I have attached the problem below with the answer. My problem is that I can't understand it. Can you provide an overall explanation in detail about parse trees and ETF grammar by deriving the first expression?

enter image description here

Just try to explain the first expression, a+b/c+d. I think it's not that hard, but I just haven't been able to find the right resources to understand this. Can you also provide resources that explain ETF grammar? If you don't want to give an explanation, it would be nice if at least you can point out some resource to understand this.

  • 2
    That task is extremely underspecified. Note for example that the grammar contains no productions for division /. The distinction between parse trees and ASTs is fluid – an AST is literally just a kind of parse tree that's more convenient for a compiler. It would not occur to me to draw these trees in that manner unless a similar exercise had been discussed in class. – amon Nov 2 '16 at 8:13

An Abstract Syntax Tree is a data structure that uses structure to eliminate parenthesis and other details of textual representation.

Operator precedence, a significant feature of textual representation, is, in the AST, encoded in the structure of the tree: whereas in textual form operator precedence is encoded using operator priority rules along with parenthesis to override (or even to emphasize) the standard rules.

To translate from AST back to textual representation is a form of code generation, or, some might call it pretty printing.

Naively, you'd generate all these binary operations textually enclosed within () if you didn't have proper optimization to eliminate them, or understanding of operator precedence of the textual grammar.

So, your first tree example, would naively textually generate:

( ( a + ( b / c ) ) + d )

which when optimized for common operator precedence would allow for the removal of all the parenthesis.

Most interesting of the bunch is the lower left, because it requires () in the textual representation that cannot be eliminated. However, in the tree form AST, as usual, no () are required; the precedence override by () in the textual representation to make the addition happen before the multiplication is now inherent and implicit in the structure of the tree and is thus no explicit () are required in the AST form.

Have a look at (E)BNF, which is a common way of encoding a grammar (as text). Also see ANTLR, which is a parser generator tool that can parse LL(*) grammars (which are more powerful than of LALR(1) and LL(k) grammars.

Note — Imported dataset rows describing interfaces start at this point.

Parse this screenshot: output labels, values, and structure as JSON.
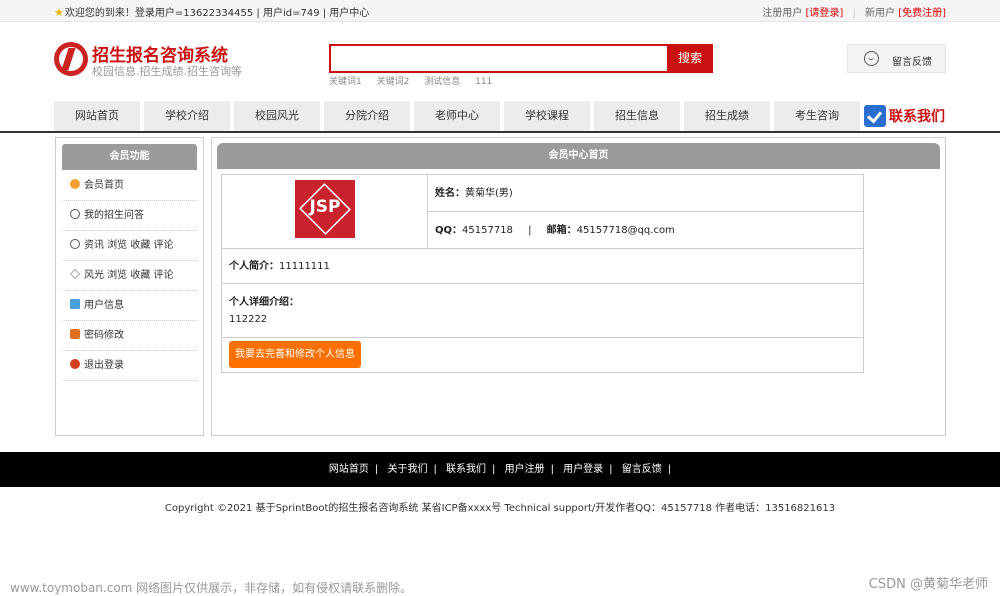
{
  "topbar": {
    "welcome": "欢迎您的到来！登录用户=13622334455 | 用户id=749 | 用户中心",
    "register_prefix": "注册用户",
    "login_link": "[请登录]",
    "new_user_prefix": "新用户",
    "free_register_link": "[免费注册]"
  },
  "header": {
    "site_title": "招生报名咨询系统",
    "site_subtitle": "校园信息.招生成绩.招生咨询等",
    "search_placeholder": "",
    "search_button": "搜索",
    "hot_words": [
      "关键词1",
      "关键词2",
      "测试信息",
      "111"
    ],
    "feedback": "留言反馈"
  },
  "nav": {
    "items": [
      "网站首页",
      "学校介绍",
      "校园风光",
      "分院介绍",
      "老师中心",
      "学校课程",
      "招生信息",
      "招生成绩",
      "考生咨询"
    ],
    "contact": "联系我们"
  },
  "sidebar": {
    "title": "会员功能",
    "items": [
      {
        "label": "会员首页",
        "icon": "home-icon",
        "color": "#f0a030"
      },
      {
        "label": "我的招生问答",
        "icon": "clock-icon",
        "color": "#555555"
      },
      {
        "label": "资讯 浏览 收藏 评论",
        "icon": "clock-icon",
        "color": "#555555"
      },
      {
        "label": "风光 浏览 收藏 评论",
        "icon": "star-icon",
        "color": "#888888"
      },
      {
        "label": "用户信息",
        "icon": "document-icon",
        "color": "#4aa0d8"
      },
      {
        "label": "密码修改",
        "icon": "lock-icon",
        "color": "#e07020"
      },
      {
        "label": "退出登录",
        "icon": "power-icon",
        "color": "#d04020"
      }
    ]
  },
  "main": {
    "title": "会员中心首页",
    "photo_text": "JSP",
    "name_label": "姓名：",
    "name_value": "黄菊华(男)",
    "qq_label": "QQ：",
    "qq_value": "45157718",
    "divider": "|",
    "email_label": "邮箱：",
    "email_value": "45157718@qq.com",
    "intro_label": "个人简介：",
    "intro_value": "11111111",
    "detail_label": "个人详细介绍：",
    "detail_value": "112222",
    "edit_button": "我要去完善和修改个人信息"
  },
  "footer": {
    "links": [
      "网站首页",
      "关于我们",
      "联系我们",
      "用户注册",
      "用户登录",
      "留言反馈"
    ],
    "copyright": "Copyright ©2021 基于SprintBoot的招生报名咨询系统    某省ICP备xxxx号    Technical support/开发作者QQ：45157718    作者电话：13516821613"
  },
  "watermark": {
    "left": "www.toymoban.com 网络图片仅供展示，非存储，如有侵权请联系删除。",
    "right": "CSDN @黄菊华老师"
  },
  "colors": {
    "brand_red": "#cc1111",
    "panel_grey": "#9b9b9b",
    "button_orange": "#ff7000",
    "footer_bg": "#000000"
  }
}
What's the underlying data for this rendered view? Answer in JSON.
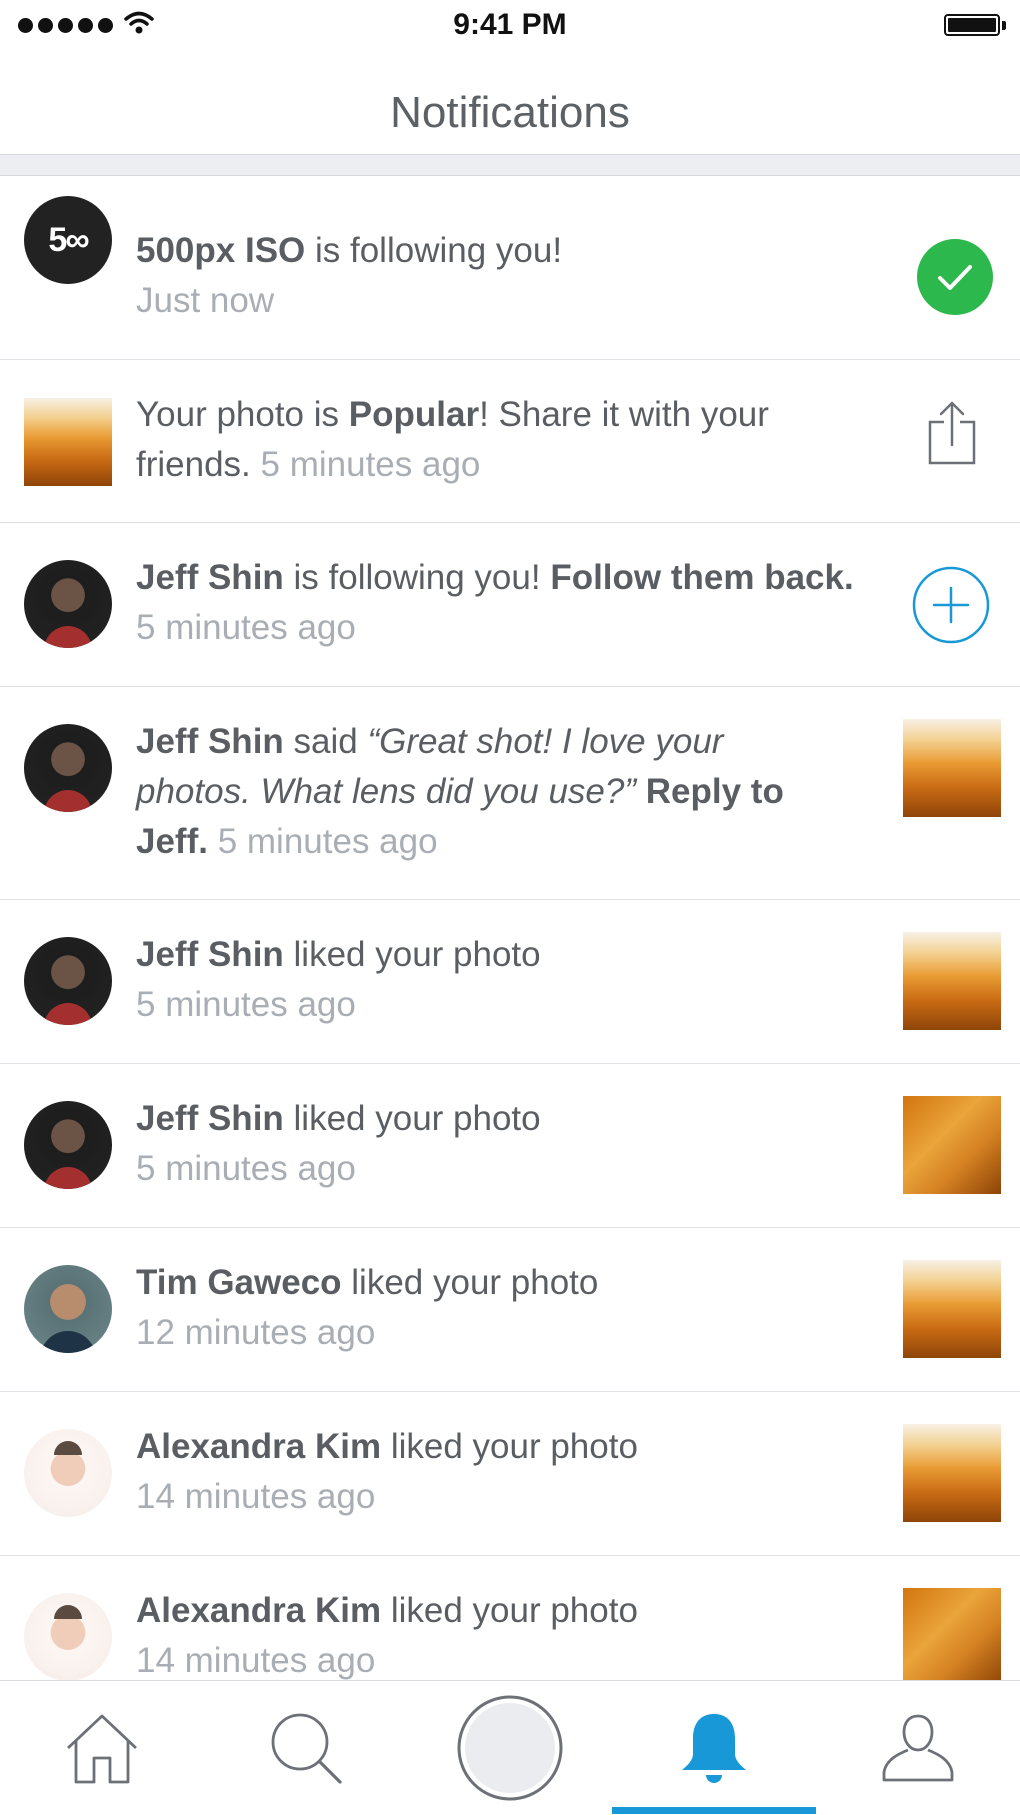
{
  "status_bar": {
    "time": "9:41 PM"
  },
  "nav": {
    "title": "Notifications"
  },
  "notifications": [
    {
      "avatar": "500px",
      "parts": [
        {
          "t": "500px ISO",
          "s": "bold"
        },
        {
          "t": " is following you!"
        }
      ],
      "time": "Just now",
      "time_break": true,
      "action": "check-circle-icon"
    },
    {
      "parts": [
        {
          "t": "Your photo is "
        },
        {
          "t": "Popular",
          "s": "bold"
        },
        {
          "t": "! Share it with your friends."
        }
      ],
      "time": "5 minutes ago",
      "action": "share-icon"
    },
    {
      "parts": [
        {
          "t": "Jeff Shin",
          "s": "bold"
        },
        {
          "t": " is following you! "
        },
        {
          "t": "Follow them back.",
          "s": "bold"
        }
      ],
      "time": "5 minutes ago",
      "action": "add-circle-icon"
    },
    {
      "parts": [
        {
          "t": "Jeff Shin",
          "s": "bold"
        },
        {
          "t": " said "
        },
        {
          "t": "“Great shot! I love your photos. What lens did you use?”",
          "s": "italic"
        },
        {
          "t": " "
        },
        {
          "t": "Reply to Jeff.",
          "s": "bold"
        }
      ],
      "time": "5 minutes ago"
    },
    {
      "parts": [
        {
          "t": "Jeff Shin",
          "s": "bold"
        },
        {
          "t": " liked your photo"
        }
      ],
      "time": "5 minutes ago",
      "time_break": true
    },
    {
      "parts": [
        {
          "t": "Jeff Shin",
          "s": "bold"
        },
        {
          "t": " liked your photo"
        }
      ],
      "time": "5 minutes ago",
      "time_break": true
    },
    {
      "parts": [
        {
          "t": "Tim Gaweco",
          "s": "bold"
        },
        {
          "t": " liked your photo"
        }
      ],
      "time": "12 minutes ago",
      "time_break": true
    },
    {
      "parts": [
        {
          "t": "Alexandra Kim",
          "s": "bold"
        },
        {
          "t": " liked your photo"
        }
      ],
      "time": "14 minutes ago",
      "time_break": true
    },
    {
      "parts": [
        {
          "t": "Alexandra Kim",
          "s": "bold"
        },
        {
          "t": " liked your photo"
        }
      ],
      "time": "14 minutes ago",
      "time_break": true
    }
  ],
  "tab_bar": {
    "tabs": [
      "home-icon",
      "search-icon",
      "upload-button",
      "notifications-bell-icon",
      "profile-icon"
    ],
    "active": "notifications-bell-icon"
  },
  "colors": {
    "accent": "#1898d6",
    "success": "#2db84d",
    "text": "#5a5e63",
    "muted": "#a9aeb4"
  }
}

An ETF grammar is a somewhat restricted expression of grammar in which there are limited levels of operator precedence, and in particular just sufficient levels of precedence to accommodate addition being lower precedence than multiplication along with () allowed to override (or emphasize) the precedence. ETF, expression, term, factor, are effectively the three levels. Notice that F admits ( E ), which is to say F (high precedence) allows and any E (low precedence) surrounded by (), which allows the () to override (e.g. raise) the precedence of the contained expression relative to the containing expression.

Let's also distinguish between parse trees and abstract syntax trees. Parse Trees (aka concrete syntax trees) manifest more nodes that correspond to the input syntax, i.e. the actually recognized productions in the grammar for a given input text in the languge. Thus for the lower left expression, you'd have a () node in the tree immediately above the + operator (not to mention a whole lot more other stuff as well). By contrast, in AST form, these textual details are suppressed.

| improve this answer | |

Your Answer

By clicking “Post Your Answer”, you agree to our terms of service, privacy policy and cookie policy

Not the answer you're looking for? Browse other questions tagged or ask your own question.